Licensed practical nurses (LPNs) play a critical role in the health care system. They have may duties including recording vital signs (such as respiration, blood pressure, and pulse, recognizing changes in a patient's condition, administering medication as directed by a doctor or a nurse, preparing and administering catheters, bladder irrigations, enemas, and douches. They also prepare and give injections, alchohol rubs, apply dressings, collect samples, perform simple lab tests, and assist in monitoring the patient.
All states require licensed practical nurses to pass a licensing exam after completing a state-approved training program. Courses provide training in bedside care, preparing and giving injections, monitoring patients, collecting samples, providing medications (in states where this is allowed), reporting adverse reactions, and many other related nursing duties.

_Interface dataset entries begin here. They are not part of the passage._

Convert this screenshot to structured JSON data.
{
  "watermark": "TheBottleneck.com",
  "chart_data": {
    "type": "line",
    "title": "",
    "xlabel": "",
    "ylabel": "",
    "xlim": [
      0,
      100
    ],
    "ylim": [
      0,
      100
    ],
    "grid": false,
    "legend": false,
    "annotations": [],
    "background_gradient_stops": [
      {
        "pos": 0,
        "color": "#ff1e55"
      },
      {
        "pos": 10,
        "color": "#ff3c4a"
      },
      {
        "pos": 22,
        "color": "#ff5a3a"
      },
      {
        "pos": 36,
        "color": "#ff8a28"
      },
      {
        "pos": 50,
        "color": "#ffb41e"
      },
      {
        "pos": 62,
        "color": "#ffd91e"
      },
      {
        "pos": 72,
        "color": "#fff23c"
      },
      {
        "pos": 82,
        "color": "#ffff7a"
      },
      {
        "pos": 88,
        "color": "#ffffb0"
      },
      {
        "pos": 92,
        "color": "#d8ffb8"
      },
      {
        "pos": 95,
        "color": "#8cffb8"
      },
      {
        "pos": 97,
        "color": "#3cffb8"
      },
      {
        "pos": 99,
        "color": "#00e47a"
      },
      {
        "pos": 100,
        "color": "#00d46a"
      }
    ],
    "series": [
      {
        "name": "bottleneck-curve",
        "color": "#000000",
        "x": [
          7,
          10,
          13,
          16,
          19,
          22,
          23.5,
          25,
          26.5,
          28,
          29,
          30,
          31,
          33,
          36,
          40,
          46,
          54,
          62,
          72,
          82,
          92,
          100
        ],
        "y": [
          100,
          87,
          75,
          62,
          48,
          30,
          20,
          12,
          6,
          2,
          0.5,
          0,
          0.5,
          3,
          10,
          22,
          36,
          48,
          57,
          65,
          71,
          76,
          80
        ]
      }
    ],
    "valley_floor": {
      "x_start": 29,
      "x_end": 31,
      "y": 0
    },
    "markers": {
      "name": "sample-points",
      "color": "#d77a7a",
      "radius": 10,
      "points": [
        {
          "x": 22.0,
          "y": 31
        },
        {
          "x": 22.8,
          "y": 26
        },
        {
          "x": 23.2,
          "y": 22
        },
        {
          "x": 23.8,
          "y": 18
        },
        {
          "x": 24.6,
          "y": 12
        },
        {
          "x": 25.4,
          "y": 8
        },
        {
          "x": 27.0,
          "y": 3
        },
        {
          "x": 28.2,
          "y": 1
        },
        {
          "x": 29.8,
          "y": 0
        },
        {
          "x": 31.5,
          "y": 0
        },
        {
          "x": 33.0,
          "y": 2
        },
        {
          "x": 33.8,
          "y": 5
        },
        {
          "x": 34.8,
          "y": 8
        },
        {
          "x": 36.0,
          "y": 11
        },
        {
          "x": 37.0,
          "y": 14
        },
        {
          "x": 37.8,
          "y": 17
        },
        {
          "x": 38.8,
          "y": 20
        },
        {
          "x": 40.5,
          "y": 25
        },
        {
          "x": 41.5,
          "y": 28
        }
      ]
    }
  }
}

After completing your schoolwork you will be eligible to take a test known as the NCLEX-PN examination. One you have passed this test, you will officially be considered a licensed practical nurse. Jobs are found in hospitals, nursing care facilities, clinics, physician's offices, long term care facilities, nursing homes, and other health care facilities.